→ Work request:
Search the data below, and report every line in which "High" occurs.
*** Block opens ***
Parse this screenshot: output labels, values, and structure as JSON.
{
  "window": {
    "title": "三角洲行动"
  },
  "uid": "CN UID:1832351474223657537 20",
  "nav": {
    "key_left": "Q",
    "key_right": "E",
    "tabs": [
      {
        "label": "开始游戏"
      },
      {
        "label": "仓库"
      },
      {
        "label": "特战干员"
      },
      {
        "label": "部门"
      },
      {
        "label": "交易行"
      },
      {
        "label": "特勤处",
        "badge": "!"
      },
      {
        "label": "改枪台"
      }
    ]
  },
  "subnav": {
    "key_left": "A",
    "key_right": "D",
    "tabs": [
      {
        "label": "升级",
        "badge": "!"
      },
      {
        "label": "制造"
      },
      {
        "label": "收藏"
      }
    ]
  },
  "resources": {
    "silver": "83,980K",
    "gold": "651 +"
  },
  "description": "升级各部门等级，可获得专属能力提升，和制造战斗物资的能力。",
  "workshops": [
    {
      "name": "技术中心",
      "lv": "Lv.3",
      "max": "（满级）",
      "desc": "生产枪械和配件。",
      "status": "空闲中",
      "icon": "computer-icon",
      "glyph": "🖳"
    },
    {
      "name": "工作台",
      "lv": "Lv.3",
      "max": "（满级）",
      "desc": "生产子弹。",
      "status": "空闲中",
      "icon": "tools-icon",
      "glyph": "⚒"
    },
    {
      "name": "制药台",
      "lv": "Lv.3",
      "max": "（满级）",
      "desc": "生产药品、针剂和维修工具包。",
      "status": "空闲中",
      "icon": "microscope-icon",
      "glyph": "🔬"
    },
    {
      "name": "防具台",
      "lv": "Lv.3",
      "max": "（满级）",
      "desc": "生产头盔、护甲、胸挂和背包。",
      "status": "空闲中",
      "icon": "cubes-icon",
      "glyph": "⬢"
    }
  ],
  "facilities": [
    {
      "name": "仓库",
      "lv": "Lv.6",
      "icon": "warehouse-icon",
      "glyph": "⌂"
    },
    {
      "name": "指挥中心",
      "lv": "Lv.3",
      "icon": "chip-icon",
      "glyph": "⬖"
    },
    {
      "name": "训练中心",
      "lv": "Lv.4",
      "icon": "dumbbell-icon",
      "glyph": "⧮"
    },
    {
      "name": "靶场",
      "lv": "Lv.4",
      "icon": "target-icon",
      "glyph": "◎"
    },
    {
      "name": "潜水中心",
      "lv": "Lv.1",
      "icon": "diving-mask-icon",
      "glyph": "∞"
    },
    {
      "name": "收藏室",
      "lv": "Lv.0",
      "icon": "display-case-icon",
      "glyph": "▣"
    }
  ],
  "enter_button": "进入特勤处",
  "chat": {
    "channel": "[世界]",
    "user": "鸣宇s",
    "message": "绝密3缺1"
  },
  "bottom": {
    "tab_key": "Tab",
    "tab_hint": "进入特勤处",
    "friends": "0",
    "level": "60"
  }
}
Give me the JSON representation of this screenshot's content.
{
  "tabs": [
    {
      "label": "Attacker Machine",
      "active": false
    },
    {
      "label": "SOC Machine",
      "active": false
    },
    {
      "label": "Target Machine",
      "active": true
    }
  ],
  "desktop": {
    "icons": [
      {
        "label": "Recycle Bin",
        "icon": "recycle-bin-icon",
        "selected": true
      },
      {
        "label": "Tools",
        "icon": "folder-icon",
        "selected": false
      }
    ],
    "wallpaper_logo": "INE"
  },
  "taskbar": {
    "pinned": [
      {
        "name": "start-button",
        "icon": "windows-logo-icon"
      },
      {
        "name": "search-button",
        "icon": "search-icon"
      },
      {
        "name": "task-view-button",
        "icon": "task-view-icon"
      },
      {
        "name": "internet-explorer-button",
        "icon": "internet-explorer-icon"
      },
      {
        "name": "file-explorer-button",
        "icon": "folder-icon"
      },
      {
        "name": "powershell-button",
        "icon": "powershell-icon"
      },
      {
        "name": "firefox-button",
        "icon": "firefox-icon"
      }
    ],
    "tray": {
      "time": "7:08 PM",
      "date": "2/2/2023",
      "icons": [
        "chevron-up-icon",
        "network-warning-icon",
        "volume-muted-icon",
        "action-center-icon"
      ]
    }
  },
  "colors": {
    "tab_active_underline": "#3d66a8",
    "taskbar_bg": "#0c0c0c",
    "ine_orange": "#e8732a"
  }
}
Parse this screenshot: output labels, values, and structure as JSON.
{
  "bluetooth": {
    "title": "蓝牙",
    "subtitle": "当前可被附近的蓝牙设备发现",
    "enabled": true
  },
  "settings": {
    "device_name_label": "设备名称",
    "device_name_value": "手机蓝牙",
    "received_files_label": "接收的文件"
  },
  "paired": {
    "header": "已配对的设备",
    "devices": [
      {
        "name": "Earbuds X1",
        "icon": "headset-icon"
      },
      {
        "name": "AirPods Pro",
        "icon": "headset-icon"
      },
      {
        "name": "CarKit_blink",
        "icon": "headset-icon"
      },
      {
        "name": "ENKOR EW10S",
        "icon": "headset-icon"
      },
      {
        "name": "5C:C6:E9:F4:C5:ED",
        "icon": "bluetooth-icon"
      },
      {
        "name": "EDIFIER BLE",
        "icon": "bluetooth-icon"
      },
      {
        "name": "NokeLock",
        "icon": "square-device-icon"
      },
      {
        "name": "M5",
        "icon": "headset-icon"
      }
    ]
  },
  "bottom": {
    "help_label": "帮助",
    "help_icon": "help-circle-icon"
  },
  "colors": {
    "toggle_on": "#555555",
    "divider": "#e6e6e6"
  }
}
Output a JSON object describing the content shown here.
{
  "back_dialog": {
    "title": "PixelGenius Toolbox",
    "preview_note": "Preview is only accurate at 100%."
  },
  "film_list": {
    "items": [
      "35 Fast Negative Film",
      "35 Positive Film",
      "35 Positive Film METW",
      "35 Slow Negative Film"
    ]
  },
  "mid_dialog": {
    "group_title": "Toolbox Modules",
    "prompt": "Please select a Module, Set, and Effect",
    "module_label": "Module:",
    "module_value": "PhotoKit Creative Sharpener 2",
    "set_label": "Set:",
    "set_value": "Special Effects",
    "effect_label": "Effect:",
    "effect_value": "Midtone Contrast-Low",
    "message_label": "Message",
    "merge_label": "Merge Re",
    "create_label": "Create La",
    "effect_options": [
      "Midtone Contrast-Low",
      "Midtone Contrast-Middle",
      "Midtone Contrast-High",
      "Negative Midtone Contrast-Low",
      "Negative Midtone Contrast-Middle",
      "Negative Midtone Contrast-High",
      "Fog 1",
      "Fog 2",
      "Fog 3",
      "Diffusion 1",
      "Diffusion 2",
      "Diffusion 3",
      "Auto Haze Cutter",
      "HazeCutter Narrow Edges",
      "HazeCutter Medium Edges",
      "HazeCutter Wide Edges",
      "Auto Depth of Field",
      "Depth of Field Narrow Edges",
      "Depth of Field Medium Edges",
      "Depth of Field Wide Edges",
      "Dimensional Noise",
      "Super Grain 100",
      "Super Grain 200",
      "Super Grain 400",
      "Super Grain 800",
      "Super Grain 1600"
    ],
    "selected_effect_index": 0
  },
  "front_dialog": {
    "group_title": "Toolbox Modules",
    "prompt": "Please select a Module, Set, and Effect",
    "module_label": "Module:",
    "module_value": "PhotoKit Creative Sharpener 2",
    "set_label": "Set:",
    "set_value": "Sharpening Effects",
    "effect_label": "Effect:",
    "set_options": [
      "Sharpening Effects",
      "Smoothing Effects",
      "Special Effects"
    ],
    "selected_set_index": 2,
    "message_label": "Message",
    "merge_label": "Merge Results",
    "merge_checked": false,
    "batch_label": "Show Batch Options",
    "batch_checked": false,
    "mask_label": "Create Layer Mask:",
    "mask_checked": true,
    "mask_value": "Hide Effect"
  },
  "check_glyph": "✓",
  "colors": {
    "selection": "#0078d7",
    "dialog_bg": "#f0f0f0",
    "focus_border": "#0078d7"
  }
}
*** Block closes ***
→ Exercise answer:
      "Midtone Contrast-High",
      "Negative Midtone Contrast-High",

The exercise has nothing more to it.